    Amazon Web ServicesThis is a cloud services platform that we used to host our service. (Privacy Policy)
    CloudflareThis is a cloud CDN service that we use to efficiently deliver files required for our service to operate such as javascript, cascading style sheets, images, and videos. (Privacy Policy)
    Google Hosted LibrariesJavascript software libraries such as jQuery are loaded at endpoints on the or domains, for performance and efficiency reasons. (Privacy Policy)
    Google Custom SearchThis is feature allows you to search the site. (Privacy Policy)
    Google MapsSome articles have Google Maps embedded in them. (Privacy Policy)
    Google ChartsThis is used to display charts and graphs on articles and the author center. (Privacy Policy)
    Google AdSense Host APIThis service allows you to sign up for or associate a Google AdSense account with HubPages, so that you can earn money from ads on your articles. No data is shared unless you engage with this feature. (Privacy Policy)
    Google YouTubeSome articles have YouTube videos embedded in them. (Privacy Policy)
    VimeoSome articles have Vimeo videos embedded in them. (Privacy Policy)
    PaypalThis is used for a registered author who enrolls in the HubPages Earnings program and requests to be paid via PayPal. No data is shared with Paypal unless you engage with this feature. (Privacy Policy)
    Facebook LoginYou can use this to streamline signing up for, or signing in to your Hubpages account. No data is shared with Facebook unless you engage with this feature. (Privacy Policy)
    MavenThis supports the Maven widget and search functionality. (Privacy Policy)
    Google AdSenseThis is an ad network. (Privacy Policy)
    Google DoubleClickGoogle provides ad serving technology and runs an ad network. (Privacy Policy)
    Index ExchangeThis is an ad network. (Privacy Policy)
    SovrnThis is an ad network. (Privacy Policy)
    Facebook AdsThis is an ad network. (Privacy Policy)
    Amazon Unified Ad MarketplaceThis is an ad network. (Privacy Policy)
    AppNexusThis is an ad network. (Privacy Policy)
    OpenxThis is an ad network. (Privacy Policy)
    Rubicon ProjectThis is an ad network. (Privacy Policy)
    TripleLiftThis is an ad network. (Privacy Policy)
    Say MediaWe partner with Say Media to deliver ad campaigns on our sites. (Privacy Policy)
    Remarketing PixelsWe may use remarketing pixels from advertising networks such as Google AdWords, Bing Ads, and Facebook in order to advertise the HubPages Service to people that have visited our sites.
    Conversion Tracking PixelsWe may use conversion tracking pixels from advertising networks such as Google AdWords, Bing Ads, and Facebook in order to identify when an advertisement has successfully resulted in the desired action, such as signing up for the HubPages Service or publishing an article on the HubPages Service.
    Author Google AnalyticsThis is used to provide traffic data and reports to the authors of articles on the HubPages Service. (Privacy Policy)
    ComscoreComScore is a media measurement and analytics company providing marketing data and analytics to enterprises, media and advertising agencies, and publishers.
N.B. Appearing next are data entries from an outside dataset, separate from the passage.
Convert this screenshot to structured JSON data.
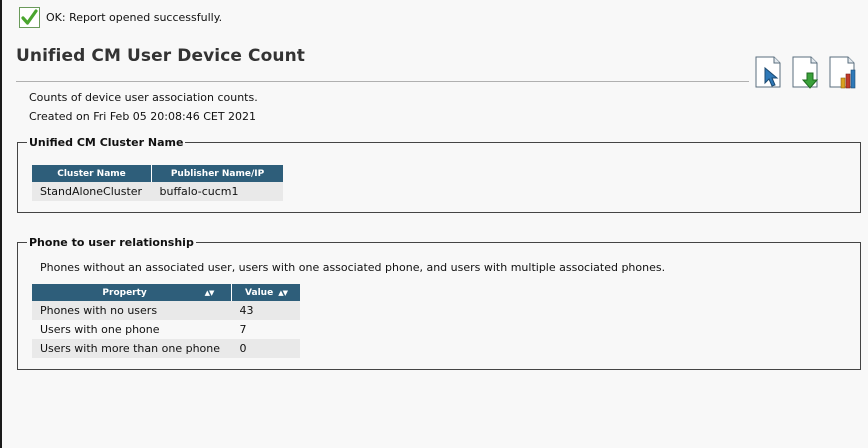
{
  "status": {
    "message": "OK: Report opened successfully."
  },
  "page": {
    "title": "Unified CM User Device Count",
    "description": "Counts of device user association counts.",
    "created": "Created on Fri Feb 05 20:08:46 CET 2021"
  },
  "toolbar": {
    "icons": [
      "view-report-icon",
      "download-report-icon",
      "chart-report-icon"
    ]
  },
  "cluster_section": {
    "legend": "Unified CM Cluster Name",
    "columns": [
      "Cluster Name",
      "Publisher Name/IP"
    ],
    "rows": [
      [
        "StandAloneCluster",
        "buffalo-cucm1"
      ]
    ]
  },
  "relationship_section": {
    "legend": "Phone to user relationship",
    "description": "Phones without an associated user, users with one associated phone, and users with multiple associated phones.",
    "columns": [
      "Property",
      "Value"
    ],
    "sort_glyph": "▲▼",
    "rows": [
      [
        "Phones with no users",
        "43"
      ],
      [
        "Users with one phone",
        "7"
      ],
      [
        "Users with more than one phone",
        "0"
      ]
    ]
  },
  "colors": {
    "header_bg": "#2e5e7a",
    "ok_green": "#4aa52e",
    "row_alt": "#e9e9e9"
  }
}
Non-consent will result in ComScore only processing obfuscated personal data. (Privacy Policy)
    Amazon Tracking PixelSome articles display amazon products as part of the Amazon Affiliate program, this pixel provides traffic statistics for those products (Privacy Policy)